Ironically, the success of Hornby Islanders in protecting the natural environment and in creating unique amenities is now threatening the community itself. Once coyly described as an undiscovered island, Hornby and its charms have been praised in articles in major publications. Residents, dependent upon incomes from providing services or creating art, cannot compete in the real estate market with "baby boomers" at the peak of their buying power who are seeking second homes. Now, over 60% of properties are owned by non-residents. Year-round rentals are hard to find as more and more dwellings are used to accommodate summer visitors.

Hornby's resident population has decreased by 25% from its peak of about 1,200 in the late nineties. School enrollment has dropped from a high of almost 150 students to around 50. It is hard for young families to put down roots. Businesses are having trouble finding workers and the fire department is worried about whether it can recruit future volunteers.

Can a diverse community centred on simple life-styles, art and self-reliance survive in these circumstances? In 2002 the community, lead by the Hornby Island Community Economic Enhancement Community (HICEEC), engaged in an intensive process to develop a collective vision of how various aspects of community life would look in the year 2020. This was followed by an Economic Renewal process to identify ways to strengthen the economic vitality of the community. The real Hornby project emerged from this process.

real Hornby...

The real Hornby Island is a place that nurtures creativity, cherishes nature and harbours an innovative community. Many organizations and groups, with countless volunteer hours, are working hard to sustain this special place and the community's vitality. The real Hornby project recognizes that we can strengthen and perpetuate our assets and values by sharing them with the many people beyond the island who appreciate Hornby's authentic character.
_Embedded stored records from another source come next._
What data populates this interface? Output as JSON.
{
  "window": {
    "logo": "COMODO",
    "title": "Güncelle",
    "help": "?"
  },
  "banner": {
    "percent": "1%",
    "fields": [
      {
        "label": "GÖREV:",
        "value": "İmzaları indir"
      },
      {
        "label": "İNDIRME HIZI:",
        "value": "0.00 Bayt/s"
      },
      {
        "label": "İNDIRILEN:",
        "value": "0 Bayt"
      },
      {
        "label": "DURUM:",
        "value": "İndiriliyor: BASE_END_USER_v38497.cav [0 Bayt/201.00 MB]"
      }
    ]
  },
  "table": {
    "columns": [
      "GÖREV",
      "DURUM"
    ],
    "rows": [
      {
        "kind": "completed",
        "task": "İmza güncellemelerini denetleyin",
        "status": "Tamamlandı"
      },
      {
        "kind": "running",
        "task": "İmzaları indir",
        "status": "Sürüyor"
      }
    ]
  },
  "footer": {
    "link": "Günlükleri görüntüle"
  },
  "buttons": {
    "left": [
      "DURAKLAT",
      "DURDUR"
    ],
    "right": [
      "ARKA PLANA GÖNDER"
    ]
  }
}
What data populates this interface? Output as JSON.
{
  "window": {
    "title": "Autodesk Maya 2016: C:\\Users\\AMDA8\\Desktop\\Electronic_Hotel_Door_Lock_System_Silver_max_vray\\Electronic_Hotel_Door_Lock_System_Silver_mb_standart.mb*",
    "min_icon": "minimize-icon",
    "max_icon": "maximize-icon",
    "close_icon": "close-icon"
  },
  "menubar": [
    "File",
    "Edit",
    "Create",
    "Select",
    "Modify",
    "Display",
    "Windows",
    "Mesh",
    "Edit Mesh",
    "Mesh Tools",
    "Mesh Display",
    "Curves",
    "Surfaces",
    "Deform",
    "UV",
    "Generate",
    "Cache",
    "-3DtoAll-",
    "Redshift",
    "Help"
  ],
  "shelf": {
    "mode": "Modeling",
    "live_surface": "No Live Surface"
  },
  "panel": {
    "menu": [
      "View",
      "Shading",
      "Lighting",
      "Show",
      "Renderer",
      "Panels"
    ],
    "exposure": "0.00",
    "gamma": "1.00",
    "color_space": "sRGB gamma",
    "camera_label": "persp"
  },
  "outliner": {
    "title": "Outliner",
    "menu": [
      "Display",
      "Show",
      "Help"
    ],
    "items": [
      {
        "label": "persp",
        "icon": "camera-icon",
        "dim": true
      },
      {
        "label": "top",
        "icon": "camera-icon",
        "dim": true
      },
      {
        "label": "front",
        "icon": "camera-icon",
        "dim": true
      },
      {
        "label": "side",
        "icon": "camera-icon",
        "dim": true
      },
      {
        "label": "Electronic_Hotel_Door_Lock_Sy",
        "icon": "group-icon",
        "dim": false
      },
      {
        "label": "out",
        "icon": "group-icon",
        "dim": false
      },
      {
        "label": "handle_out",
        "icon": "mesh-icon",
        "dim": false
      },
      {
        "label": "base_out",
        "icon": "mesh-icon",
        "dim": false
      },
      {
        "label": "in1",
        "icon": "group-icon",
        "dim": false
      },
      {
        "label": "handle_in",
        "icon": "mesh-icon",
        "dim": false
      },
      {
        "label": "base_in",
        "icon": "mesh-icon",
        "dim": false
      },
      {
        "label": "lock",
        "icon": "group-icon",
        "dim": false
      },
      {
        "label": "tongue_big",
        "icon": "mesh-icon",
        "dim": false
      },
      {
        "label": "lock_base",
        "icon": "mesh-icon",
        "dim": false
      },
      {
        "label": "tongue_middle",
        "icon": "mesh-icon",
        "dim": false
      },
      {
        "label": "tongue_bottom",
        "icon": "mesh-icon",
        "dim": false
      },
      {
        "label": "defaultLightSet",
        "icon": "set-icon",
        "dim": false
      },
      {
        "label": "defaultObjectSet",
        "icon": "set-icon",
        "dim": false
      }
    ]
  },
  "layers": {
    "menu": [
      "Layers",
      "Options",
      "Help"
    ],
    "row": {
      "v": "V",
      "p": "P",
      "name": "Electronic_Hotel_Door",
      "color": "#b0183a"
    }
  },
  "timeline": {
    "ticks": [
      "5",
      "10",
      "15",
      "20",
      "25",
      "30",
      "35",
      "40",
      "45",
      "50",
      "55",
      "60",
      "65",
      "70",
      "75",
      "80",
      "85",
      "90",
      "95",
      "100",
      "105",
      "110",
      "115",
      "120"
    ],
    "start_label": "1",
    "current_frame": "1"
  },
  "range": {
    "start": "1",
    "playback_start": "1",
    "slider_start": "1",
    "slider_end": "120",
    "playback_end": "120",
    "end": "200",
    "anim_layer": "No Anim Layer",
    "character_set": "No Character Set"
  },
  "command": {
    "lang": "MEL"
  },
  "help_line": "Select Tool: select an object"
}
The goal of real Hornby is provide a way for those who feel a strong bond with this special place to stay connected with island creations, island experiences and the people who make them happen.